  1. The range of materials is exploding: 3D printing is no longer limited to plastics or the recently added metals, but can now be incorporated with ceramics, concrete, food, and other biological substances, among others. This opens the 3D printing market to virtually every business today.
  2. New major players: As stated above, almost anyone can become a manufacturer or contribute to the manufacturing process. The possibilities are endless.
  3. The consumer possibilities are also endless: 3D printing enables customization at no additional costs, giving a sustainable solution to the “thirst” of personalization.

These three main points, along with many other aspects and benefits of 3D printing, create the perfect storm for 3D printing to flourish. As the technology grows and improves, the impact of 3D printing will only continue to grow.

3D Printing; The New Future

The article “Why 3D Printing Could be a Manufacturing and Logistics Game Changer” (http://www.manufacturing.net/blog/2013/10/why-3d-printing-could-be-manufacturing-and-logistics-game-changer) reviews the capabilities revolutionary characteristics of 3D printing. The article highlights five main benefits of 3D printing:

  1. Three-dimensional printing increases production speed while reducing costs: For any company it’s beneficial to either increase production speed or reduce costs, but to be able to do both would change the industry completely.
  2. Consumer demand will have more influence over production: The possibilities of customization with 3D printing could “re-establish how manufacturers respond to customer demand. Manufacturing could become more consumer-based and responsive to the current market and its needs”.
  3. Instead of outsourcing, we could return to “near-sourcing” and U.S. production: With lower costs, outsourcing labor could become unnecessary. In contrast, manufacturing facilities “would be located closer to the consumer, allowing for a more flexible and responsive manufacturing process, as well as greater quality control”.
  4. The need for global transportation is significantly decreased: As discussed in #3, with manufacturing sites located locally, global transportation would become unnecessary, which again would help reduce costs even more.
  5. Logistics companies could offer more comprehensive, start-to-finish services: “With 3D printing technology in-house, logistics companies could take on more of a fourth-party logistics (4PL) approach instead of a third-party logistics (3PL) approach.

Before 3D printing can have a drastic effect on the manufacturing industry, it will need to be scaled up for mass and mainstream use.
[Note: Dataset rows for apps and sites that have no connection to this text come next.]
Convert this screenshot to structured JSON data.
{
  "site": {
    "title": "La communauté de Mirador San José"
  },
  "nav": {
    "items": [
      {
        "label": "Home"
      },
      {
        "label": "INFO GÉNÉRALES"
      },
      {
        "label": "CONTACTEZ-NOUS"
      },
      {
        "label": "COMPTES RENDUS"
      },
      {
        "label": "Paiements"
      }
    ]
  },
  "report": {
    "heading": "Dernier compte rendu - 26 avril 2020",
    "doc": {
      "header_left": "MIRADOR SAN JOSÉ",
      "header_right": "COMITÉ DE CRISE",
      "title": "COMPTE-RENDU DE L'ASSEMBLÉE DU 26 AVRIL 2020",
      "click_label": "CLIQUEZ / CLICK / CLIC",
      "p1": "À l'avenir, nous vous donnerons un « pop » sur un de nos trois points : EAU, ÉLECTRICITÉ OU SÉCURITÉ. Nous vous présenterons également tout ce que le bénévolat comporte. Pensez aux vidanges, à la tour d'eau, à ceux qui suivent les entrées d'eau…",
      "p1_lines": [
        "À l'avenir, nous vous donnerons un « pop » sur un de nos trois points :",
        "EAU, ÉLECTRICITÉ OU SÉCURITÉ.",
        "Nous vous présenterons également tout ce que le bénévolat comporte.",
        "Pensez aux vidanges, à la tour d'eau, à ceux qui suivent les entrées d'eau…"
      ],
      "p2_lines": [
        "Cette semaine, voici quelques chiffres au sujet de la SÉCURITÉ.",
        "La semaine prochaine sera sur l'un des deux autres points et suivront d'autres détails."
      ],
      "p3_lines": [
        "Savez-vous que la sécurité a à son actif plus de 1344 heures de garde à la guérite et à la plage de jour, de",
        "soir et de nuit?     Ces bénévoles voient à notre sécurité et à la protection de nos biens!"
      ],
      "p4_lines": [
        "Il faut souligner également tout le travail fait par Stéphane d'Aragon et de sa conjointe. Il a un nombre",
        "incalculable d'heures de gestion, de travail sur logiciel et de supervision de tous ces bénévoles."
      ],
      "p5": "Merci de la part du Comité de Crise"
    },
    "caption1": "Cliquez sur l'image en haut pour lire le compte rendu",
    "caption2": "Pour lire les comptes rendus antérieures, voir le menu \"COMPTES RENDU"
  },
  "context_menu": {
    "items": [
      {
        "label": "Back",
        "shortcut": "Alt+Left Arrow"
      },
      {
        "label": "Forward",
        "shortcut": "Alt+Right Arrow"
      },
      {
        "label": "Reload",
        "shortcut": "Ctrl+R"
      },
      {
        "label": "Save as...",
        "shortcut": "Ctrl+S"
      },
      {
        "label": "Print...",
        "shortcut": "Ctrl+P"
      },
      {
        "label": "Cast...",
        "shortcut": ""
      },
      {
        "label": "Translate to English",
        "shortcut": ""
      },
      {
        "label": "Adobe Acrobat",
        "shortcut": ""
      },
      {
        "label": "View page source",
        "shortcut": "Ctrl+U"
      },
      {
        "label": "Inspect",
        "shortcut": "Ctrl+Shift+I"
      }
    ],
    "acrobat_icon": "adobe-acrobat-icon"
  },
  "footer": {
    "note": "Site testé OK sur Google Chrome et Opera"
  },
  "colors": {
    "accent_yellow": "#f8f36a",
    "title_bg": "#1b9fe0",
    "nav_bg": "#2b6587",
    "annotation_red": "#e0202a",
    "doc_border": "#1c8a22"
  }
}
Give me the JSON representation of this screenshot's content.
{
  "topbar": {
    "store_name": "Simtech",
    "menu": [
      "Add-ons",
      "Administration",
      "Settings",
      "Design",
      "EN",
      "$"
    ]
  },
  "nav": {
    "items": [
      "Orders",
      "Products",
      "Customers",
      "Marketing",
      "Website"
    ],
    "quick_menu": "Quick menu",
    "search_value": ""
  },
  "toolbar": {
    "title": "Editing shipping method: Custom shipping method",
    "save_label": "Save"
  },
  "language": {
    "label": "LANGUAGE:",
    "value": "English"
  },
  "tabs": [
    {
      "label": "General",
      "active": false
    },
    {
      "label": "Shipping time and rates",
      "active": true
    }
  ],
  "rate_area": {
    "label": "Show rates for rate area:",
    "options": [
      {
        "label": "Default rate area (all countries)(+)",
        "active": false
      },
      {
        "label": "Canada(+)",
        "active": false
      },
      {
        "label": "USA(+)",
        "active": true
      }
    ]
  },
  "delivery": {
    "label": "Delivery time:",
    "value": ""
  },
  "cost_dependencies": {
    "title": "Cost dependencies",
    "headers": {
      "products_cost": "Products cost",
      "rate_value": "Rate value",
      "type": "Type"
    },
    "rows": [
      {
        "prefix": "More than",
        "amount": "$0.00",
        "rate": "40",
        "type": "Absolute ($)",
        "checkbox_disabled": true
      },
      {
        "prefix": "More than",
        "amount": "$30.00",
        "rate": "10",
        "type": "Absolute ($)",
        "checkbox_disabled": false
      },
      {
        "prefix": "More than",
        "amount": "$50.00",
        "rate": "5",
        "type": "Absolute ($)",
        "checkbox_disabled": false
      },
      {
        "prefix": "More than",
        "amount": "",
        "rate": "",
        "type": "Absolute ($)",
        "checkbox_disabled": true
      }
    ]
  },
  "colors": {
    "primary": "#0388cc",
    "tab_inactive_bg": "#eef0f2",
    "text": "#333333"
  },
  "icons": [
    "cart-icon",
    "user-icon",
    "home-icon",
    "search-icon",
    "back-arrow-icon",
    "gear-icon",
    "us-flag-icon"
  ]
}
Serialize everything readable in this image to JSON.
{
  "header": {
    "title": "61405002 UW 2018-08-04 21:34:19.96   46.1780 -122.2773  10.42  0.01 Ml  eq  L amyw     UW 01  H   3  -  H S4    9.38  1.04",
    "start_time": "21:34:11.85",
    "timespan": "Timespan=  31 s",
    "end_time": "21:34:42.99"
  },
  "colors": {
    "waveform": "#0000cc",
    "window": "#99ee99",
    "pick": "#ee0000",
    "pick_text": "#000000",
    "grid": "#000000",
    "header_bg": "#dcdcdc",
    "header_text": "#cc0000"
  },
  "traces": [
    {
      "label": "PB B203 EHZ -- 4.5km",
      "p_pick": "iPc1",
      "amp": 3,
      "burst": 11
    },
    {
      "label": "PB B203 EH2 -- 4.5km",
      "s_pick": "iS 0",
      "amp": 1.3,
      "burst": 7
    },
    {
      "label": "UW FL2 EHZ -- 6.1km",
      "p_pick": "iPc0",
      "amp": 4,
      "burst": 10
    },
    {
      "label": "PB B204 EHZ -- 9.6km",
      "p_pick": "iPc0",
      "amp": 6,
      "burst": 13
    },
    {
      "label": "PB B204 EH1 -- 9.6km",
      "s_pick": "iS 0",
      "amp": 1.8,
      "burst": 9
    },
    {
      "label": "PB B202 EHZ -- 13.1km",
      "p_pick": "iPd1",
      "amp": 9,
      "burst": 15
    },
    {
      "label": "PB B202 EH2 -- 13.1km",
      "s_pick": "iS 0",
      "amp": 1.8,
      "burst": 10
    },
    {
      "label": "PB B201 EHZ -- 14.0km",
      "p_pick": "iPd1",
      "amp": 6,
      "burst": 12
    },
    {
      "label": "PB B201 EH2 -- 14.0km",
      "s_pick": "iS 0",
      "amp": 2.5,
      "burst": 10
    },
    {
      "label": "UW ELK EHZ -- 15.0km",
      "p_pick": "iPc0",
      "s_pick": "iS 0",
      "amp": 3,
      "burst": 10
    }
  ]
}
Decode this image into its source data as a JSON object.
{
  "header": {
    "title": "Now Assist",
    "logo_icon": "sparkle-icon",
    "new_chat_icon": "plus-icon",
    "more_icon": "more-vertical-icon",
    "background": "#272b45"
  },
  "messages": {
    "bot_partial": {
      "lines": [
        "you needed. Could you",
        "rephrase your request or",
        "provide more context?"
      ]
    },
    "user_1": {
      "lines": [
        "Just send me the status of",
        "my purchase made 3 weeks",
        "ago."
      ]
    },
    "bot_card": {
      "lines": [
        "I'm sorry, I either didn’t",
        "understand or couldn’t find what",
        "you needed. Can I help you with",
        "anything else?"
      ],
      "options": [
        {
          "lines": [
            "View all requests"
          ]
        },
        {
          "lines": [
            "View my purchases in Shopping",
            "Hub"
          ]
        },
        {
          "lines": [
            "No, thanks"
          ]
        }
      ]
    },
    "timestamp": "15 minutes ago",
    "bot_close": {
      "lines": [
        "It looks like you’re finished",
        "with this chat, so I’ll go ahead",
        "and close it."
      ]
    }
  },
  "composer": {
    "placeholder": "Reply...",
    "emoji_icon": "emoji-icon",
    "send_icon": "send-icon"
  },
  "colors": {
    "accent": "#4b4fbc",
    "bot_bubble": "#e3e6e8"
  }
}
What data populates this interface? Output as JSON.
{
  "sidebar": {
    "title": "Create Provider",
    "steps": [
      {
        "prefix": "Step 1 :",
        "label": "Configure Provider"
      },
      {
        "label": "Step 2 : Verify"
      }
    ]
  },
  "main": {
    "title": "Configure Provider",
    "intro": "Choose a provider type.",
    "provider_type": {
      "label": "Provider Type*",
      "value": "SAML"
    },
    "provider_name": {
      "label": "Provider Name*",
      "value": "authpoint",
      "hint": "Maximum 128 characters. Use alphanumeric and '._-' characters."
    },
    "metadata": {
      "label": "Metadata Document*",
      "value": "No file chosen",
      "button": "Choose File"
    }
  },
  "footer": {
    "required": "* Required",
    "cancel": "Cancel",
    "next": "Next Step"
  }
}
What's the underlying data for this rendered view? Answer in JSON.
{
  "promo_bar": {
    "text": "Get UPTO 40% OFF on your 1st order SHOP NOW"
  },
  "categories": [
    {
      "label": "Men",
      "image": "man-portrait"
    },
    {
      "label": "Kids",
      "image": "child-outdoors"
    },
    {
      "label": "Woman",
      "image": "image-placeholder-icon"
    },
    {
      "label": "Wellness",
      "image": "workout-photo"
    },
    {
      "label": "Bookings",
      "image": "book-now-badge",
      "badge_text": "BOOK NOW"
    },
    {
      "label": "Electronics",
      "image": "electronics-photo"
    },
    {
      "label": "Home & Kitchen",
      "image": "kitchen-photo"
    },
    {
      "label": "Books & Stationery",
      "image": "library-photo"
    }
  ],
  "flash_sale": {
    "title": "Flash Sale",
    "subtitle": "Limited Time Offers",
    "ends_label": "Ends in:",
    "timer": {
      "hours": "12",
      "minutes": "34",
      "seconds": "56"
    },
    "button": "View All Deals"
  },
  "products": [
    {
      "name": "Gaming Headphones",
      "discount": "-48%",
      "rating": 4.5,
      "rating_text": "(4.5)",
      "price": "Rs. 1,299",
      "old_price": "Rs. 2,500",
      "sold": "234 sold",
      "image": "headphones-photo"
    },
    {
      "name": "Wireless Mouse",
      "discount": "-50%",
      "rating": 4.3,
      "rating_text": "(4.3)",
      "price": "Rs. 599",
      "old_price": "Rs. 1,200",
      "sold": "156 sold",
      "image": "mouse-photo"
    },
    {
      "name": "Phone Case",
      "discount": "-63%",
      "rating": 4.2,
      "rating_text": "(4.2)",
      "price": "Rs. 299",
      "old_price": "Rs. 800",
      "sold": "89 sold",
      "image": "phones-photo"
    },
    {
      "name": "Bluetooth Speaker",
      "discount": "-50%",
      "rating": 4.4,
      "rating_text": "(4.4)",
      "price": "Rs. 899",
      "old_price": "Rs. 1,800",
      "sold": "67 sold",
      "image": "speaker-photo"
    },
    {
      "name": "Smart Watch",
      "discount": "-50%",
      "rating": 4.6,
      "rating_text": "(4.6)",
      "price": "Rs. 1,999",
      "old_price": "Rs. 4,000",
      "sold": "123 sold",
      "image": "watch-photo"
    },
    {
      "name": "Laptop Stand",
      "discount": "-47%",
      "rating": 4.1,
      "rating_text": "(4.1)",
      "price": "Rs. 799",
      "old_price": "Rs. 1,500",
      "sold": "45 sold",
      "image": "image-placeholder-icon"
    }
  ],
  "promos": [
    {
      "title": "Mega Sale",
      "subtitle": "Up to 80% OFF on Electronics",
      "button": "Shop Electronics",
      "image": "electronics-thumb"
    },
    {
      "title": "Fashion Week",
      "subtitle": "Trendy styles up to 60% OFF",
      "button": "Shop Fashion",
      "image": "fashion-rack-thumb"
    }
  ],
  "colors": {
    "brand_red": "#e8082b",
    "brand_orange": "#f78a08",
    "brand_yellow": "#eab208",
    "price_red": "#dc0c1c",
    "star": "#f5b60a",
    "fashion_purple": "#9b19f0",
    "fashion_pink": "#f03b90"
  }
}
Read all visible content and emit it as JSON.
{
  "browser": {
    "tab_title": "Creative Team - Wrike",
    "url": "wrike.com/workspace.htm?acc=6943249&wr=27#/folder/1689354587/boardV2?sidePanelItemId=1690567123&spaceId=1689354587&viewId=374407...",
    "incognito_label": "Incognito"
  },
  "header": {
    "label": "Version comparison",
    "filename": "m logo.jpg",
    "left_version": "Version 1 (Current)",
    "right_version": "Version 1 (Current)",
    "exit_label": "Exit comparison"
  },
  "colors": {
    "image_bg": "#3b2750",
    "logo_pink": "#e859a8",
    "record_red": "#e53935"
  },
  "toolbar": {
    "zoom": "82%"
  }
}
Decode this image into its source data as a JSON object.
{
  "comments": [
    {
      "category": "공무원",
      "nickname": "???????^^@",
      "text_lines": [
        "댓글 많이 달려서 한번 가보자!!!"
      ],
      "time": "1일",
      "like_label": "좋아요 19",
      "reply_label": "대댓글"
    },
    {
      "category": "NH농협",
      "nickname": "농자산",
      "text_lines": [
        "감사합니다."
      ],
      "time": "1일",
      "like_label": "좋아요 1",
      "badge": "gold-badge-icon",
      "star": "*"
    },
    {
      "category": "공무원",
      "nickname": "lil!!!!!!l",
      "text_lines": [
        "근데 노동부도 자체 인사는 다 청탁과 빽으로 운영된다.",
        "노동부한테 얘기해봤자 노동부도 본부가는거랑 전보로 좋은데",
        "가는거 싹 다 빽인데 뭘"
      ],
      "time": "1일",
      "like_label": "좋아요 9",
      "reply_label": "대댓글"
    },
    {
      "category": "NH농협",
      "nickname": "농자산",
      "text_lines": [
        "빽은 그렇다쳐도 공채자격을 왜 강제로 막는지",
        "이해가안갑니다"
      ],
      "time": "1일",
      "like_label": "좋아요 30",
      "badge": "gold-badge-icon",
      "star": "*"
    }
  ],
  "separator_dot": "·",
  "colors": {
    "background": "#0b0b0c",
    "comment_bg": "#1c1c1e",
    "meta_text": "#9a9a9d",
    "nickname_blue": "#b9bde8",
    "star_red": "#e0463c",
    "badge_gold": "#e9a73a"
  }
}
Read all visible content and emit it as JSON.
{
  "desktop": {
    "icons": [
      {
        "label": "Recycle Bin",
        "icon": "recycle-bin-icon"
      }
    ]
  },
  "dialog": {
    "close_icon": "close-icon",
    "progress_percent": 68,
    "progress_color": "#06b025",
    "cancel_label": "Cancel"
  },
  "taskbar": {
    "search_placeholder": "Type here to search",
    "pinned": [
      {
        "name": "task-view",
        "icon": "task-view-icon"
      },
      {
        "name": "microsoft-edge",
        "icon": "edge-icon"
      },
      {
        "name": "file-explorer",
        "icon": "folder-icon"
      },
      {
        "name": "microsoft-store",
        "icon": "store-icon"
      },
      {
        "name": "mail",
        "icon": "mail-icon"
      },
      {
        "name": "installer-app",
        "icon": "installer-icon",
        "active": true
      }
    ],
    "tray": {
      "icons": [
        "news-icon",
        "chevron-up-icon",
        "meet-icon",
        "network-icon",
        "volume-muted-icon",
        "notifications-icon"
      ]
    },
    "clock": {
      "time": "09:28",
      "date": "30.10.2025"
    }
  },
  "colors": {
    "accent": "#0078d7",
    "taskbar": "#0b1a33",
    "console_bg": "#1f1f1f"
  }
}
But as summarized above, the possible benefits of 3D printing are staggering.